#### YOUR OBJECTIVE:
Look through the records and copy each line with the string "Striegel" in it.

Component data from apps and pages
====

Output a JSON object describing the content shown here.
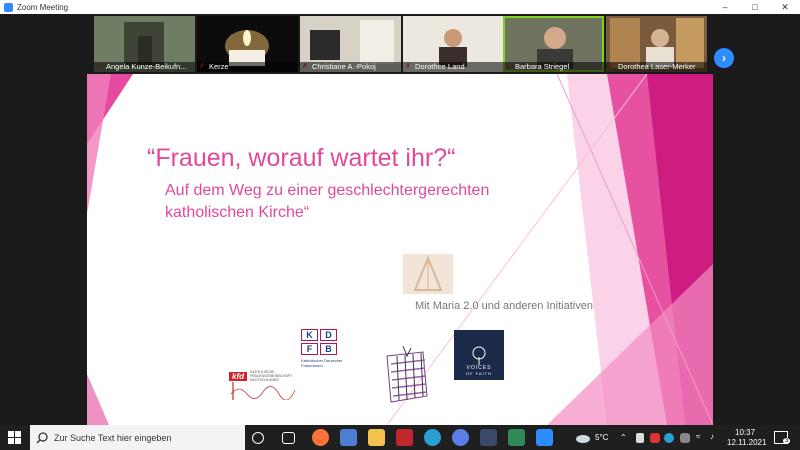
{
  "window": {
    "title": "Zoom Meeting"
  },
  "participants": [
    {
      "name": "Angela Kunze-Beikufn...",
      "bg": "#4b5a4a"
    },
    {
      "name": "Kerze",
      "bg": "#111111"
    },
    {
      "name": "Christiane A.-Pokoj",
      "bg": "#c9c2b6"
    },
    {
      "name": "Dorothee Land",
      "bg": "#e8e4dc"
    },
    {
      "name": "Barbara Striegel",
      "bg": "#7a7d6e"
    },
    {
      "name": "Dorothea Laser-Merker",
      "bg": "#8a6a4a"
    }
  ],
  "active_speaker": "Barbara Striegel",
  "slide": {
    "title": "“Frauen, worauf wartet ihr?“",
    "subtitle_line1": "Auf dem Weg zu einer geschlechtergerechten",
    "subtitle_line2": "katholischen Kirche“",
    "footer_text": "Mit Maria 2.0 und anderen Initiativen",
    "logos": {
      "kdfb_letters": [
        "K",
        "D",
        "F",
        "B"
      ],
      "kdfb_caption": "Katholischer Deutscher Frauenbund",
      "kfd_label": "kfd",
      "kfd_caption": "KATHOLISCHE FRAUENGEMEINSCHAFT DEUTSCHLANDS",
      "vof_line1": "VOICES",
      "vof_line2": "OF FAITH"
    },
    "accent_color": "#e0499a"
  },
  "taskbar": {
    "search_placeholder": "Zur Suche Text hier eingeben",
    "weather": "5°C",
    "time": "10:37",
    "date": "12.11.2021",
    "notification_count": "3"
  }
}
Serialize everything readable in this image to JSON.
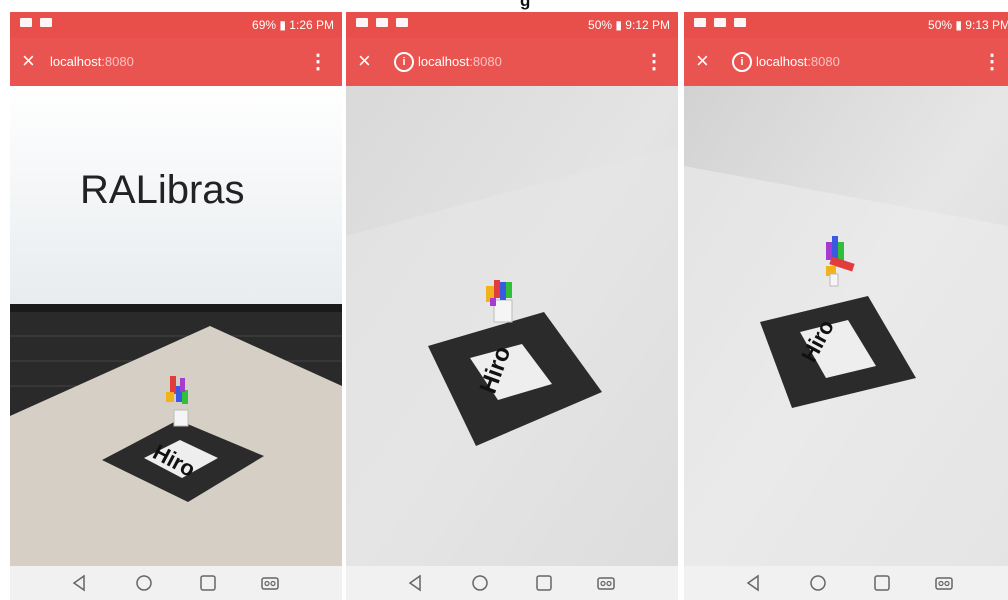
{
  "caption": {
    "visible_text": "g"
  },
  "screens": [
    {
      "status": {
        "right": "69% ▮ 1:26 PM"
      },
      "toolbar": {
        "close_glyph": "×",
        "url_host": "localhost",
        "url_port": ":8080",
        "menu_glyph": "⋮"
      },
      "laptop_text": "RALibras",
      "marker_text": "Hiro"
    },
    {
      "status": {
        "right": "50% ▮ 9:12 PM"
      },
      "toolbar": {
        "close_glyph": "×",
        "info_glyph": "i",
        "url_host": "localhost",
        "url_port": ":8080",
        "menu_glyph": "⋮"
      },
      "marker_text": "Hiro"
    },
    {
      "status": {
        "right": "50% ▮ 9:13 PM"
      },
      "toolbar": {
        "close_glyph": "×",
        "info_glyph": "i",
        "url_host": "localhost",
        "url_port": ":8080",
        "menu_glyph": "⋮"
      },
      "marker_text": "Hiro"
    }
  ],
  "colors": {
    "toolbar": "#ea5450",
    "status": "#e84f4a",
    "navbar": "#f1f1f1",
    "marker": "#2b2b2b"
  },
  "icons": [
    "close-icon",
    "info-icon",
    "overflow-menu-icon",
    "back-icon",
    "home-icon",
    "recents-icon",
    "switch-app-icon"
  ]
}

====

#### WRITTEN RESPONSE:
      "name": "Barbara Striegel",
  "active_speaker": "Barbara Striegel",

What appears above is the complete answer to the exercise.